Karadeniz Holding takes one of its electrical generation plants from Cuba 

HAVANA, Apr 18. The Turkish company Karadeniz Holding, which rents six power generation plants to Cuba to alleviate the energy deficit suffered by the Island,decided to remove one of the vessels located in Havana Bay to transfer it to Guyana, which is experiencing a blackout crisis.

According to the Government of the South American country, the boat left Cuba this Wednesday and will arrive in that territory in two weeks, where it must contribute 36MW of electricity to the national grid.

According to officials from the Guyanese Ministry of Public Works, cited by the local media St Kitts and Nevis Observer, the vessel until now in operation in Havana “will be integrated into the Demerara Berbice Interconnected System (DBIS) for 24 months.”

Announcing the vessel’s arrival, Minister Deodat Indar said: “The blackout is temporary.

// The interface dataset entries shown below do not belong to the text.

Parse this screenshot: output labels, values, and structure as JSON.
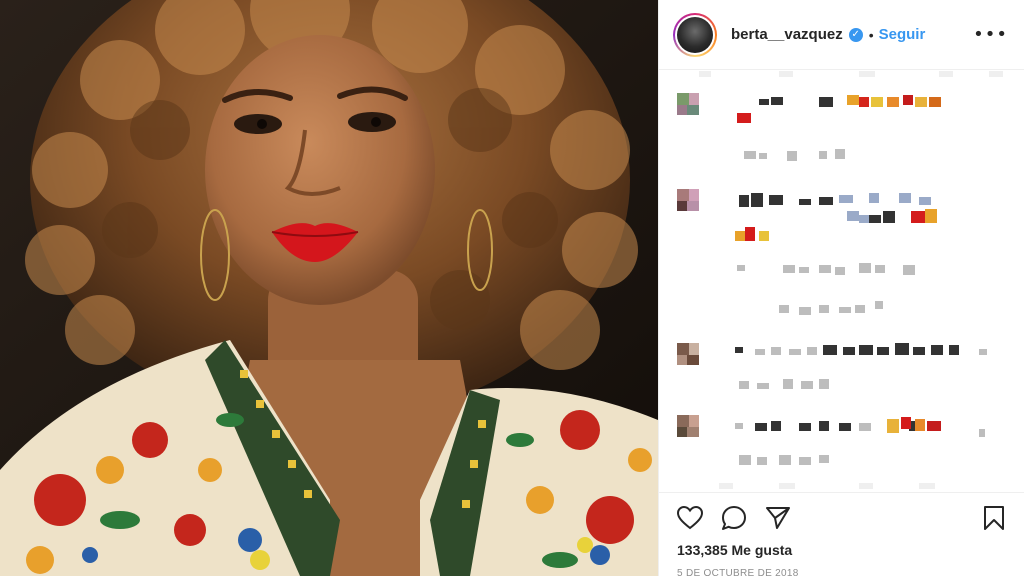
{
  "post": {
    "username": "berta__vazquez",
    "verified_badge": "verified-check-icon",
    "separator": "•",
    "follow_label": "Seguir",
    "more_icon": "•••",
    "likes_text": "133,385 Me gusta",
    "date_text": "5 DE OCTUBRE DE 2018"
  },
  "actions": {
    "icons": [
      "heart-icon",
      "comment-icon",
      "share-icon",
      "bookmark-icon"
    ]
  },
  "colors": {
    "accent": "#3897f0",
    "text": "#262626",
    "muted": "#8e8e8e",
    "divider": "#efefef"
  }
}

It will be fixed. And there is a plan to deal with it, in the immediate term to address the shortage of generation capacity, so that we can build a bridge until gas power production reaches 300MW.”

Since last March 30, the OK vessel, a heavy loader or heavy load carrier flying the Liberian flag, used to transport large vessels such as patanas, appeared located in Havana, according to the vessel monitoring site Vessel Finder.

Jorge Piñón, director of the Energy Program for Latin America and the Caribbean at the University of Texas, explained that this naval vessel was anchored in the Atares inlet, “next to the Turkish floating generation plants.”

“Heavy load carriers are ‘semi-submersible’ cargo vessels that, using ballast water to increase their draft, allow their deck to be submerged below the surface of the water. In this way, they allow their cargo to be placed on their cover and thus transport heavy or large equipment,” he said.

The departure from Havana lake leaves only five of the eight Karadeniz vessels that were operating on the Island in Cuba, after the arrival of the first in 2019.

Two lakes are located on the Island in the port of Mariel (the Baris Bay, which produces 40MW, and the Ela Sultan, which contributes 65MW). These supply companies in the Mariel Special Development Zone.

Three others operated in Havana: the Belgin Sultán (15MW) and the Suheyla Sultán (240MW) are connected to the Melones/Tallapiedra substation, in Havana Bay, while a third, anchored in the Guanabacoa cove, lack of confirmation, it could be the one that was transferred to Guyana.

Finally, in the bay of Santiago de Cuba is the Erin Sultan, with 130MW of generation capacity.

In July 2023, Vicente de la O Levy, Cuba’s Minister of Energy and Mines, reported that two of the eight Karadeniz Holding vessels then contracted had left the country, in accordance with what was agreed upon when they were rented.

Officials from the state Electrical Union assured in February 2023 that Turkish floating plants should deliver between 18 and 20% of the electricity generation in Cuba that year.

However, in the past three years, the electricity crisis has only worsened, while the fuel shortage that the Island is experiencing means that they often remain inoperative.

Although Cuba was Karadeniz Holding’s first project in America, and the failures arrived before the electricity generation crisis hit rock bottom between 2021 and 2022, its impact has not been decisive.

They have not resolved the problem either, apart from the fact that it is still unknown how much it costs the Cuban economy to pay its rent and the environmental impact of its continued use.

 Source